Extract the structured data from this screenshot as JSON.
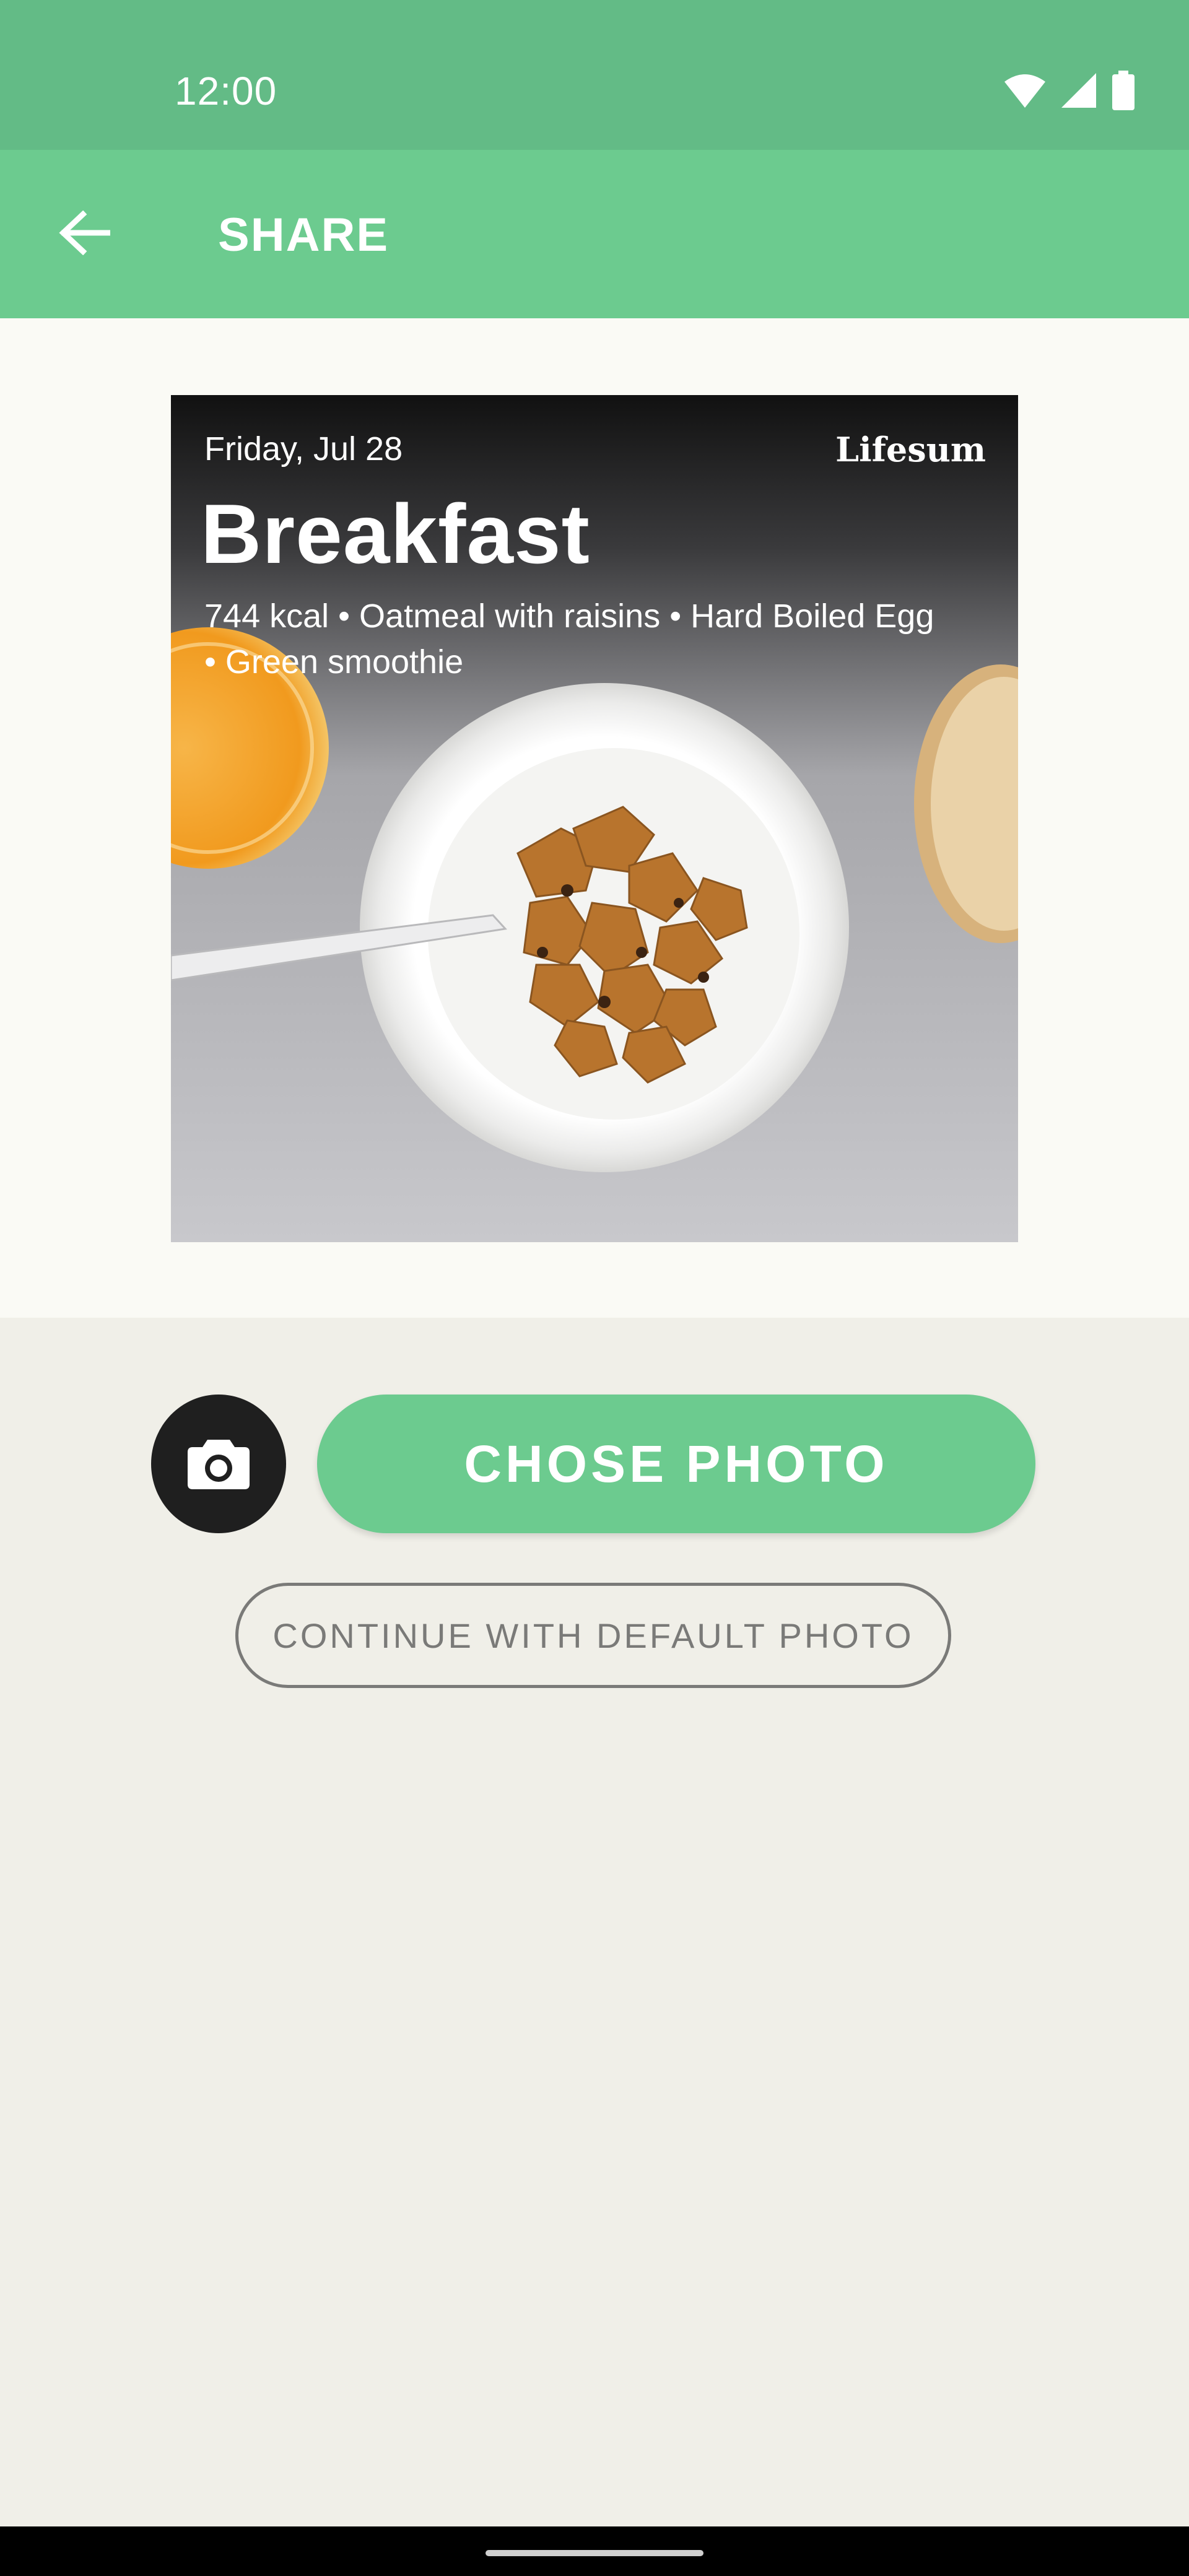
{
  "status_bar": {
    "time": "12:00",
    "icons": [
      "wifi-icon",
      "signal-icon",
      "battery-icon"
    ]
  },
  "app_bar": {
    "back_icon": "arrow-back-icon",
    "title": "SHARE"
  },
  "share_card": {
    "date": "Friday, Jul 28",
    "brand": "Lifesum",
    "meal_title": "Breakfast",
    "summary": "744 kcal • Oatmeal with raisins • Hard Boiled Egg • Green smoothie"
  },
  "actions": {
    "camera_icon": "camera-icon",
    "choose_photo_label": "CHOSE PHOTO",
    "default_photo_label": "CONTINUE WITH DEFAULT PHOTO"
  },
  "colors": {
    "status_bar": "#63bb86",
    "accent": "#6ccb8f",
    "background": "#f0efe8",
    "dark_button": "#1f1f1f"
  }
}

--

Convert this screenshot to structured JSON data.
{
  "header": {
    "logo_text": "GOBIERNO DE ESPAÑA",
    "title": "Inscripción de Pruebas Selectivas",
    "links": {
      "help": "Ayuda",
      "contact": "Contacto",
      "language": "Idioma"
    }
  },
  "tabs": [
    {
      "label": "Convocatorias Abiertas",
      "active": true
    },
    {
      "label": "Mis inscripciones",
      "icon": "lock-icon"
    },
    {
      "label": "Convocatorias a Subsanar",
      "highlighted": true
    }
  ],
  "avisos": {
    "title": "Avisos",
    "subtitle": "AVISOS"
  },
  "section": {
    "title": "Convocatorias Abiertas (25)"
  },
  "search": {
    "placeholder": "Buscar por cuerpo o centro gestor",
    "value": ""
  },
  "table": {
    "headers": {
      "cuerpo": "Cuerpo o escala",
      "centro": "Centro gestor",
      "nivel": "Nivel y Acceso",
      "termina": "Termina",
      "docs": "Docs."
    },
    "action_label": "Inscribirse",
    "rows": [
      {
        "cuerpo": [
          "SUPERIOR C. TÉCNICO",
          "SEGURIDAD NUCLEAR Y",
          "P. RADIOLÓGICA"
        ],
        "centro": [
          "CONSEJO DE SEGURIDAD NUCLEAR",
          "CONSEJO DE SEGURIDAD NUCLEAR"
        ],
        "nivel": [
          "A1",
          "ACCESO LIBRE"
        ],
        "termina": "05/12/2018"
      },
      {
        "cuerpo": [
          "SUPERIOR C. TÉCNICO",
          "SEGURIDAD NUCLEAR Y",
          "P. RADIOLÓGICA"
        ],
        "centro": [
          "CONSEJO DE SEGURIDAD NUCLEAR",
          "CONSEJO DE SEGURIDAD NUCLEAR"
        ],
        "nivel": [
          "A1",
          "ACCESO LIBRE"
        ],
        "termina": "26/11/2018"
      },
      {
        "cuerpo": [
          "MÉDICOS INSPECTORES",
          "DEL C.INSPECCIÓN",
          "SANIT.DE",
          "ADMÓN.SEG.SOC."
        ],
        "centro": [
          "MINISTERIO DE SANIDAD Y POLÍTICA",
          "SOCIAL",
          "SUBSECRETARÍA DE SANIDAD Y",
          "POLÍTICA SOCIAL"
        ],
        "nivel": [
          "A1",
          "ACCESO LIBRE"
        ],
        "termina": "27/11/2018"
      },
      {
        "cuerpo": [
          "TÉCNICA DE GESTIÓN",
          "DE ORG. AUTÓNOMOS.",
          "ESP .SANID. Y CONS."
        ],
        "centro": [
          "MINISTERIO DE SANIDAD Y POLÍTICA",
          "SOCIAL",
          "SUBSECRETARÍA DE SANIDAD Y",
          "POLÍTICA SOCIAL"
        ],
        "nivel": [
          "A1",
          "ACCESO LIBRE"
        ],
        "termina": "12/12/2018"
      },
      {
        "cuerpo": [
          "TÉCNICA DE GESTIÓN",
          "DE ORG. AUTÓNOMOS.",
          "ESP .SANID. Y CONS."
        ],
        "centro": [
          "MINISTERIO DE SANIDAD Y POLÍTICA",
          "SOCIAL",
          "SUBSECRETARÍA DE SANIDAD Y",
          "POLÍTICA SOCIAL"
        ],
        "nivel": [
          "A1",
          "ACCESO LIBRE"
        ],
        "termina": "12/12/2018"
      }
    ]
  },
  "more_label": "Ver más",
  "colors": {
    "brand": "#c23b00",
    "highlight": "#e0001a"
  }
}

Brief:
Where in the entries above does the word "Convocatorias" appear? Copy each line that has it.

Task answer:
      "label": "Convocatorias Abiertas",
      "label": "Convocatorias a Subsanar",
    "title": "Convocatorias Abiertas (25)"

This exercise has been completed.